The council has started implementing charges before provision to police the system, so that Blue Badge holders are at a further disadvantage.

I have been in town during the last few days and there were a number of elderly people virtually shuffling behind shopping trolleys and walkers.

It can take them 30 minutes to walk the length of narrow bargate.

One thing that amazes and infuriates me is the disabled parking opposite Boots – the majority of places are at one end of town on the opposite side of the road to the main shops, and there is only one dropped kerb at the far end.

Taxis get the best spot.

The best place for people who cannot walk so well is as near to their destination as possible.

That is the guiding principle, and we see it everywhere.

In Boston, there is a lovely square area outside Marks.

It’s so obviously the perfect place for the disabled to park.

however, Boston moves the disabled away from there for the rare unloading lorry, which I have never seen on there.

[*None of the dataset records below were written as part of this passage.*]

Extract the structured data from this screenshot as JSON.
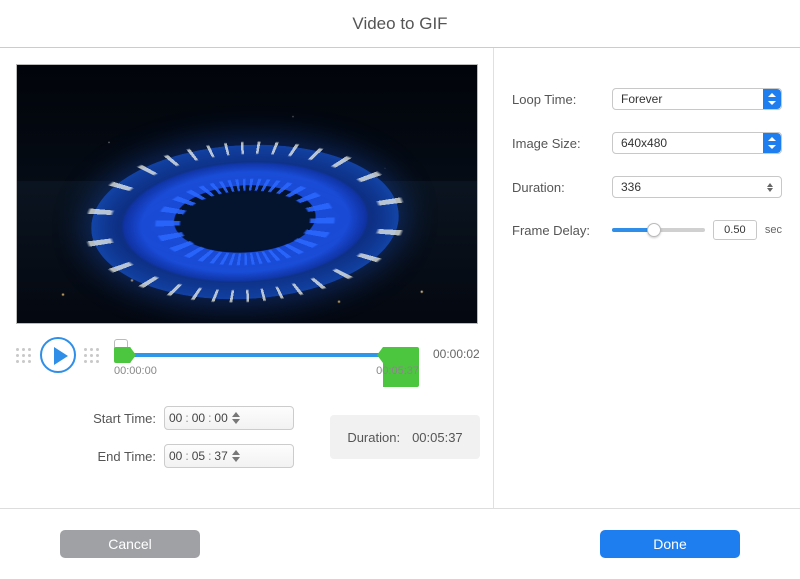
{
  "title": "Video to GIF",
  "timeline": {
    "current": "00:00:02",
    "start": "00:00:00",
    "end": "00:05:37"
  },
  "start_time": {
    "label": "Start Time:",
    "hh": "00",
    "mm": "00",
    "ss": "00"
  },
  "end_time": {
    "label": "End Time:",
    "hh": "00",
    "mm": "05",
    "ss": "37"
  },
  "clip_duration": {
    "label": "Duration:",
    "value": "00:05:37"
  },
  "settings": {
    "loop_time": {
      "label": "Loop Time:",
      "value": "Forever"
    },
    "image_size": {
      "label": "Image Size:",
      "value": "640x480"
    },
    "duration": {
      "label": "Duration:",
      "value": "336"
    },
    "frame_delay": {
      "label": "Frame Delay:",
      "value": "0.50",
      "unit": "sec",
      "slider_pct": 45
    }
  },
  "buttons": {
    "cancel": "Cancel",
    "done": "Done"
  }
}
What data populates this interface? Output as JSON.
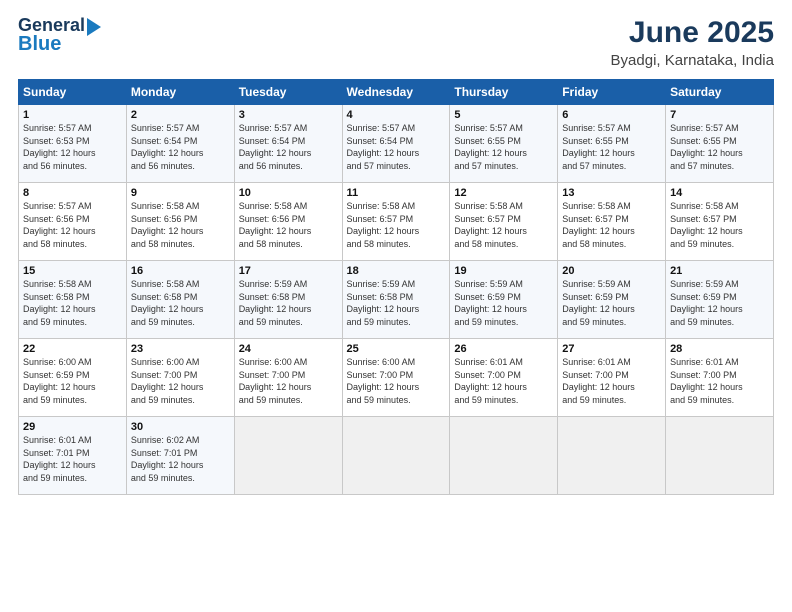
{
  "header": {
    "logo_line1": "General",
    "logo_line2": "Blue",
    "title": "June 2025",
    "subtitle": "Byadgi, Karnataka, India"
  },
  "weekdays": [
    "Sunday",
    "Monday",
    "Tuesday",
    "Wednesday",
    "Thursday",
    "Friday",
    "Saturday"
  ],
  "weeks": [
    [
      {
        "day": "1",
        "info": "Sunrise: 5:57 AM\nSunset: 6:53 PM\nDaylight: 12 hours\nand 56 minutes."
      },
      {
        "day": "2",
        "info": "Sunrise: 5:57 AM\nSunset: 6:54 PM\nDaylight: 12 hours\nand 56 minutes."
      },
      {
        "day": "3",
        "info": "Sunrise: 5:57 AM\nSunset: 6:54 PM\nDaylight: 12 hours\nand 56 minutes."
      },
      {
        "day": "4",
        "info": "Sunrise: 5:57 AM\nSunset: 6:54 PM\nDaylight: 12 hours\nand 57 minutes."
      },
      {
        "day": "5",
        "info": "Sunrise: 5:57 AM\nSunset: 6:55 PM\nDaylight: 12 hours\nand 57 minutes."
      },
      {
        "day": "6",
        "info": "Sunrise: 5:57 AM\nSunset: 6:55 PM\nDaylight: 12 hours\nand 57 minutes."
      },
      {
        "day": "7",
        "info": "Sunrise: 5:57 AM\nSunset: 6:55 PM\nDaylight: 12 hours\nand 57 minutes."
      }
    ],
    [
      {
        "day": "8",
        "info": "Sunrise: 5:57 AM\nSunset: 6:56 PM\nDaylight: 12 hours\nand 58 minutes."
      },
      {
        "day": "9",
        "info": "Sunrise: 5:58 AM\nSunset: 6:56 PM\nDaylight: 12 hours\nand 58 minutes."
      },
      {
        "day": "10",
        "info": "Sunrise: 5:58 AM\nSunset: 6:56 PM\nDaylight: 12 hours\nand 58 minutes."
      },
      {
        "day": "11",
        "info": "Sunrise: 5:58 AM\nSunset: 6:57 PM\nDaylight: 12 hours\nand 58 minutes."
      },
      {
        "day": "12",
        "info": "Sunrise: 5:58 AM\nSunset: 6:57 PM\nDaylight: 12 hours\nand 58 minutes."
      },
      {
        "day": "13",
        "info": "Sunrise: 5:58 AM\nSunset: 6:57 PM\nDaylight: 12 hours\nand 58 minutes."
      },
      {
        "day": "14",
        "info": "Sunrise: 5:58 AM\nSunset: 6:57 PM\nDaylight: 12 hours\nand 59 minutes."
      }
    ],
    [
      {
        "day": "15",
        "info": "Sunrise: 5:58 AM\nSunset: 6:58 PM\nDaylight: 12 hours\nand 59 minutes."
      },
      {
        "day": "16",
        "info": "Sunrise: 5:58 AM\nSunset: 6:58 PM\nDaylight: 12 hours\nand 59 minutes."
      },
      {
        "day": "17",
        "info": "Sunrise: 5:59 AM\nSunset: 6:58 PM\nDaylight: 12 hours\nand 59 minutes."
      },
      {
        "day": "18",
        "info": "Sunrise: 5:59 AM\nSunset: 6:58 PM\nDaylight: 12 hours\nand 59 minutes."
      },
      {
        "day": "19",
        "info": "Sunrise: 5:59 AM\nSunset: 6:59 PM\nDaylight: 12 hours\nand 59 minutes."
      },
      {
        "day": "20",
        "info": "Sunrise: 5:59 AM\nSunset: 6:59 PM\nDaylight: 12 hours\nand 59 minutes."
      },
      {
        "day": "21",
        "info": "Sunrise: 5:59 AM\nSunset: 6:59 PM\nDaylight: 12 hours\nand 59 minutes."
      }
    ],
    [
      {
        "day": "22",
        "info": "Sunrise: 6:00 AM\nSunset: 6:59 PM\nDaylight: 12 hours\nand 59 minutes."
      },
      {
        "day": "23",
        "info": "Sunrise: 6:00 AM\nSunset: 7:00 PM\nDaylight: 12 hours\nand 59 minutes."
      },
      {
        "day": "24",
        "info": "Sunrise: 6:00 AM\nSunset: 7:00 PM\nDaylight: 12 hours\nand 59 minutes."
      },
      {
        "day": "25",
        "info": "Sunrise: 6:00 AM\nSunset: 7:00 PM\nDaylight: 12 hours\nand 59 minutes."
      },
      {
        "day": "26",
        "info": "Sunrise: 6:01 AM\nSunset: 7:00 PM\nDaylight: 12 hours\nand 59 minutes."
      },
      {
        "day": "27",
        "info": "Sunrise: 6:01 AM\nSunset: 7:00 PM\nDaylight: 12 hours\nand 59 minutes."
      },
      {
        "day": "28",
        "info": "Sunrise: 6:01 AM\nSunset: 7:00 PM\nDaylight: 12 hours\nand 59 minutes."
      }
    ],
    [
      {
        "day": "29",
        "info": "Sunrise: 6:01 AM\nSunset: 7:01 PM\nDaylight: 12 hours\nand 59 minutes."
      },
      {
        "day": "30",
        "info": "Sunrise: 6:02 AM\nSunset: 7:01 PM\nDaylight: 12 hours\nand 59 minutes."
      },
      {
        "day": "",
        "info": ""
      },
      {
        "day": "",
        "info": ""
      },
      {
        "day": "",
        "info": ""
      },
      {
        "day": "",
        "info": ""
      },
      {
        "day": "",
        "info": ""
      }
    ]
  ]
}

I know what’s happened. Every other Market Place user has been considered and blue badge holders will interfere less with them if out of the way.

It’s a shameful disgrace. Thirty minutes concession is an insult to the blue badge scheme.

It tries to force the struggling disabled to rush – often painfully and potentially fatally – and to destroy their social life.

To top everything off, they have made the new Market Place floor as drab as possible because it’s more authentic, but will not pay respect to the request by the visually impaired for more essential (to their safety) colour contrast.

Oil and great black tyre marks are authentic, as are 21st century telephone shops, cars driving round in circles like headless chickens, motorbikes, lorries, taxis, buses.

They will not put down the road markings needed.

Cars park everywhere because there are no double yellow lines, which is the familiar sign for no parking.

In fact I doubt if anyone can be penalised for parking outside one of the few marked bays.

Is there anyone who thinks that this makeover of the market place floor has transformed us back into the 17th century?

The old Market Place was suffering a bit from lack of attention, but there was no money to maintain it.

Suddenly there a million pounds was found to get another million from the EEC.

If I had to nominate the most chaotic town centre in the country it would undoubtedly be here.

Joe Nash

via email